Mock multiple-casualty event at Sportplex for training

Last year's drill was held at the sportplex. Monday, local first responders and Alexander City School officials will engage in an active shooter scenario for two hours at Benjamin Russell.

Local first responders and Alexander City School officials will engage in an active shooter scenario for two hours Monday morning at Benjamin Russell.

The exercise is scheduled to start at 9 a.m. and is designed to simulate an active shooter in the school as realistically as possible for training purposes, according to Tallapoosa County Emergency Management Agency director Jason Moran, who said planning for the drill began in October.

Emergency vehicles will not only swarm the area around Benjamin Russell but also transport 12 victims to Russell Medical, Alexander City Fire Department Capt. Jeff Brewer said.

“Members of the public are asked to keep in mind a drill will be taking place that day and not to become alarmed if you see a large number of police and fire vehicles, as well as ambulances and other emergency response vehicles,” Alexander City Schools spokesperson Jessica Sanford said. “The same is true if you see emergency vehicles traveling on local streets to Russell Medical, which is part of the drill.”
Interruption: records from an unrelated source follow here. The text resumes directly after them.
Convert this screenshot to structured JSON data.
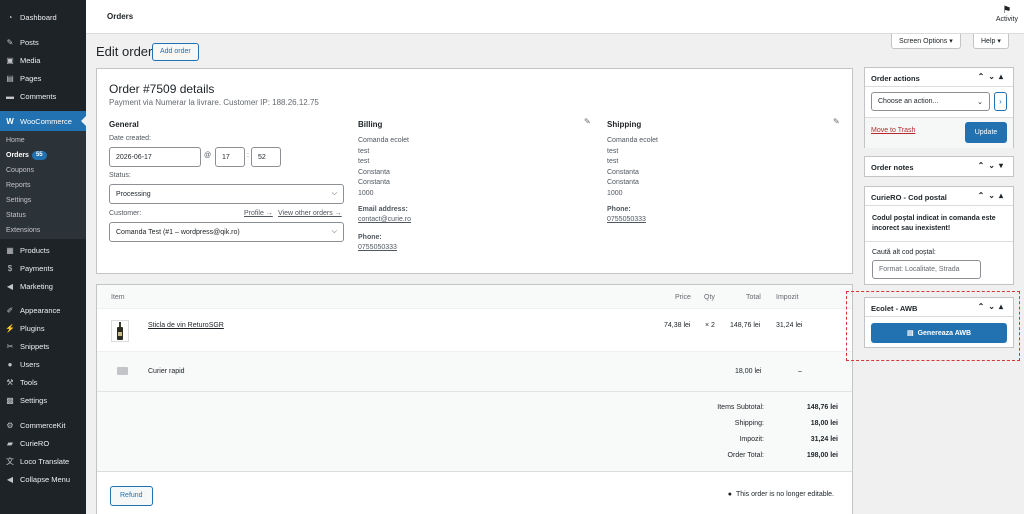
{
  "sidebar": {
    "items": [
      {
        "label": "Dashboard",
        "icon": "dashboard-icon"
      },
      {
        "label": "Posts",
        "icon": "pin-icon"
      },
      {
        "label": "Media",
        "icon": "media-icon"
      },
      {
        "label": "Pages",
        "icon": "pages-icon"
      },
      {
        "label": "Comments",
        "icon": "comments-icon"
      },
      {
        "label": "WooCommerce",
        "icon": "woocommerce-icon"
      },
      {
        "label": "Products",
        "icon": "products-icon"
      },
      {
        "label": "Payments",
        "icon": "payments-icon"
      },
      {
        "label": "Marketing",
        "icon": "megaphone-icon"
      },
      {
        "label": "Appearance",
        "icon": "brush-icon"
      },
      {
        "label": "Plugins",
        "icon": "plugins-icon"
      },
      {
        "label": "Snippets",
        "icon": "scissors-icon"
      },
      {
        "label": "Users",
        "icon": "users-icon"
      },
      {
        "label": "Tools",
        "icon": "wrench-icon"
      },
      {
        "label": "Settings",
        "icon": "settings-icon"
      },
      {
        "label": "CommerceKit",
        "icon": "gear-icon"
      },
      {
        "label": "CurieRO",
        "icon": "truck-icon"
      },
      {
        "label": "Loco Translate",
        "icon": "translate-icon"
      },
      {
        "label": "Collapse Menu",
        "icon": "collapse-icon"
      }
    ],
    "woo_sub": [
      {
        "label": "Home"
      },
      {
        "label": "Orders",
        "badge": "55"
      },
      {
        "label": "Coupons"
      },
      {
        "label": "Reports"
      },
      {
        "label": "Settings"
      },
      {
        "label": "Status"
      },
      {
        "label": "Extensions"
      }
    ]
  },
  "topbar": {
    "title": "Orders",
    "activity": "Activity"
  },
  "screen_options": "Screen Options ▾",
  "help": "Help ▾",
  "heading": "Edit order",
  "add_order": "Add order",
  "order": {
    "title": "Order #7509 details",
    "subtitle": "Payment via Numerar la livrare. Customer IP: 188.26.12.75",
    "general": {
      "heading": "General",
      "date_label": "Date created:",
      "date": "2026-06-17",
      "at": "@",
      "hour": "17",
      "colon": ":",
      "minute": "52",
      "status_label": "Status:",
      "status": "Processing",
      "customer_label": "Customer:",
      "profile_link": "Profile →",
      "other_orders_link": "View other orders →",
      "customer": "Comanda Test (#1 – wordpress@qik.ro)"
    },
    "billing": {
      "heading": "Billing",
      "lines": [
        "Comanda ecolet",
        "test",
        "test",
        "Constanta",
        "Constanta",
        "1000"
      ],
      "email_label": "Email address:",
      "email": "contact@curie.ro",
      "phone_label": "Phone:",
      "phone": "0755050333"
    },
    "shipping": {
      "heading": "Shipping",
      "lines": [
        "Comanda ecolet",
        "test",
        "test",
        "Constanta",
        "Constanta",
        "1000"
      ],
      "phone_label": "Phone:",
      "phone": "0755050333"
    }
  },
  "items": {
    "headers": {
      "item": "Item",
      "price": "Price",
      "qty": "Qty",
      "total": "Total",
      "tax": "Impozit"
    },
    "product": {
      "name": "Sticla de vin ReturoSGR",
      "price": "74,38 lei",
      "qty": "× 2",
      "total": "148,76 lei",
      "tax": "31,24 lei"
    },
    "shipping_line": {
      "name": "Curier rapid",
      "total": "18,00 lei",
      "tax": "–"
    },
    "totals": [
      {
        "label": "Items Subtotal:",
        "value": "148,76 lei"
      },
      {
        "label": "Shipping:",
        "value": "18,00 lei"
      },
      {
        "label": "Impozit:",
        "value": "31,24 lei"
      },
      {
        "label": "Order Total:",
        "value": "198,00 lei"
      }
    ],
    "refund": "Refund",
    "not_editable": "This order is no longer editable."
  },
  "order_actions": {
    "heading": "Order actions",
    "select": "Choose an action...",
    "trash": "Move to Trash",
    "update": "Update"
  },
  "order_notes": {
    "heading": "Order notes"
  },
  "curiero_postal": {
    "heading": "CurieRO - Cod postal",
    "warning": "Codul poștal indicat in comanda este incorect sau inexistent!",
    "search_label": "Caută alt cod poștal:",
    "search_placeholder": "Format: Localitate, Strada"
  },
  "ecolet": {
    "heading": "Ecolet - AWB",
    "button": "Genereaza AWB"
  },
  "colors": {
    "accent": "#2271b1",
    "sidebar": "#1d2327",
    "highlight": "#d63638"
  }
}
A similar exercise was held in late May in Dadeville. In that drill, a man assaulted an employee at Dadeville Healthcare in an apparent domestic situation, left for the elementary school to pick up his child and, when confronted in the lunchroom, shot and killed two students and injured seven more. Realizing his child had been struck, the man went to Lake Martin Community Hospital and encountered officers there.

Sanford said an estimated 125 to 150 people will participate in the BRHS drill — some will wear makeup and play the role of injured victims and others will be fleeing the high school building.
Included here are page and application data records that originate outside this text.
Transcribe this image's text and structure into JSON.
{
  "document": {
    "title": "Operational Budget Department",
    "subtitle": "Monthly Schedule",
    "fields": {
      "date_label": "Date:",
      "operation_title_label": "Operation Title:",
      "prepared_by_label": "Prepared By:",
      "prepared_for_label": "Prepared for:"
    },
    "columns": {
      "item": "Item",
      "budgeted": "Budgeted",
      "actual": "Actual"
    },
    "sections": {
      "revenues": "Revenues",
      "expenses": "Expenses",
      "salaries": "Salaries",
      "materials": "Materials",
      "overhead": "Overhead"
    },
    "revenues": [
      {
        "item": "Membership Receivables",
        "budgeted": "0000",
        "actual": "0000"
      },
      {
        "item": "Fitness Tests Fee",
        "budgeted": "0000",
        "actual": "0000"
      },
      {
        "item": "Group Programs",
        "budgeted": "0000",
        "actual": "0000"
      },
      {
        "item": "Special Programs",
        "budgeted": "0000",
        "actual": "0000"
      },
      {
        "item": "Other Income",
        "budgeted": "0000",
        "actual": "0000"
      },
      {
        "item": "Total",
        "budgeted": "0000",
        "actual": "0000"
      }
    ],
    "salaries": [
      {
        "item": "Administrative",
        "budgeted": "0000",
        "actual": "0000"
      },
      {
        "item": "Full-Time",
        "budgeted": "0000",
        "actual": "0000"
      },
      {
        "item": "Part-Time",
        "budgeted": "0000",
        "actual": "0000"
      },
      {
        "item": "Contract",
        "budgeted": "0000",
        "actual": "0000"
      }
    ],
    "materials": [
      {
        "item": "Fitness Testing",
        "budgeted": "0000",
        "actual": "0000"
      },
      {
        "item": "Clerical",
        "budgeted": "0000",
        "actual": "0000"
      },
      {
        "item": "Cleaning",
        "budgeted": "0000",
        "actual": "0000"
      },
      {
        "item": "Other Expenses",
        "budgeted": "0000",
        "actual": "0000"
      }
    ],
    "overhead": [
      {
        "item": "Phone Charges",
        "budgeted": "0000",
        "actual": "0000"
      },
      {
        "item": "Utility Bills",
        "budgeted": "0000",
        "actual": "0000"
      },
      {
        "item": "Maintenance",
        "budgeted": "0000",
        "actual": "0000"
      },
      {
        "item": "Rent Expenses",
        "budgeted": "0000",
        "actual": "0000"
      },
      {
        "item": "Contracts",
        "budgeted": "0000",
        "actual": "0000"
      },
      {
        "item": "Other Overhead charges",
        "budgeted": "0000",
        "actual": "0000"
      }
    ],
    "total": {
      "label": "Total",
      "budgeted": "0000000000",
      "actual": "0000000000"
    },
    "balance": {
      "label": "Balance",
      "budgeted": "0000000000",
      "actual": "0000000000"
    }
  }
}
Moran said an emphasis will be placed on treating victims at the scene.

“For years we have practiced a response to an event,” he said. “This year not only are we going to do that but also (practice) the scene prior to the hospital setting. We’ll be treating victims at the school. In a real-world event, a lot of people don’t make it due to the loss of blood. If we can get a teacher or student to start initial care to stop the bleeding, it would decrease the loss of life. I’m sure there will be things we’ll feel the need to improve on but there will be a lot of things done right also.”
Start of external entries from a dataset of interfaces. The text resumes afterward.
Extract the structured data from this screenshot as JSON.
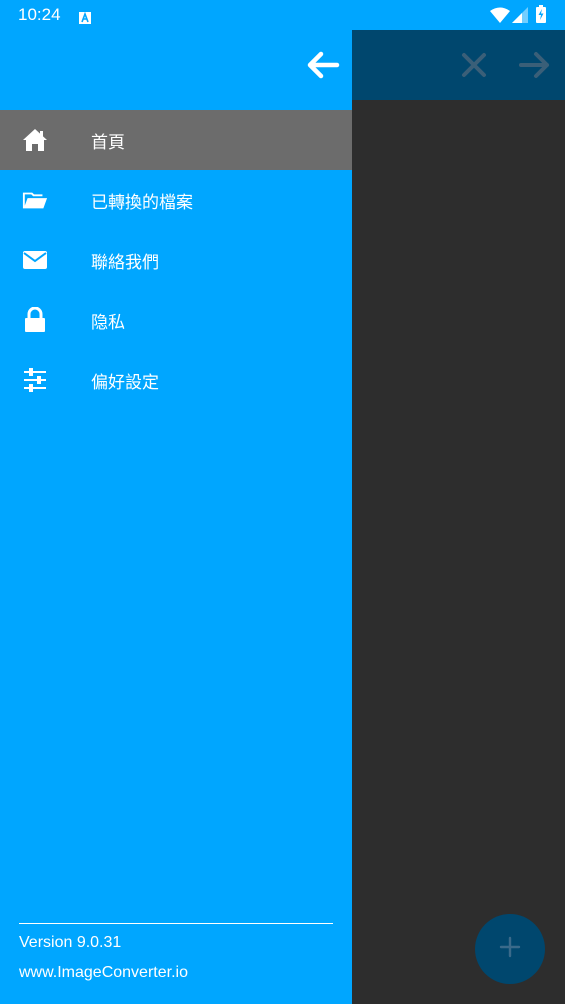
{
  "status_bar": {
    "time": "10:24",
    "notification_icon": "a-letter-icon",
    "icons": [
      "wifi-icon",
      "signal-icon",
      "battery-charging-icon"
    ]
  },
  "background_app": {
    "toolbar_icons": [
      "close-icon",
      "arrow-right-icon"
    ],
    "fab_icon": "plus-icon"
  },
  "drawer": {
    "back_icon": "arrow-left-icon",
    "items": [
      {
        "label": "首頁",
        "icon": "home-icon",
        "active": true
      },
      {
        "label": "已轉換的檔案",
        "icon": "folder-open-icon",
        "active": false
      },
      {
        "label": "聯絡我們",
        "icon": "envelope-icon",
        "active": false
      },
      {
        "label": "隐私",
        "icon": "lock-icon",
        "active": false
      },
      {
        "label": "偏好設定",
        "icon": "sliders-icon",
        "active": false
      }
    ],
    "footer": {
      "version": "Version 9.0.31",
      "website": "www.ImageConverter.io"
    }
  },
  "colors": {
    "drawer_bg": "#00a6ff",
    "active_item_bg": "#6c6c6c",
    "dim_toolbar": "#00476e",
    "dim_background": "#2d2d2d",
    "text": "#ffffff"
  }
}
Participating agencies include the Alexander City Police and Fire departments, Alexander City Schools, the Alexander City Rescue Squad, the Tallapoosa County Sheriff’s Office, the Tallapoosa County Emergency Management Agency, Russell Medical, the Red Cross and the Alabama Department of Public Health.

“The Alexander City Police Department will take the lead,” Moran said. “But in a live incident, first responders from all counties touching us and further would also be involved.”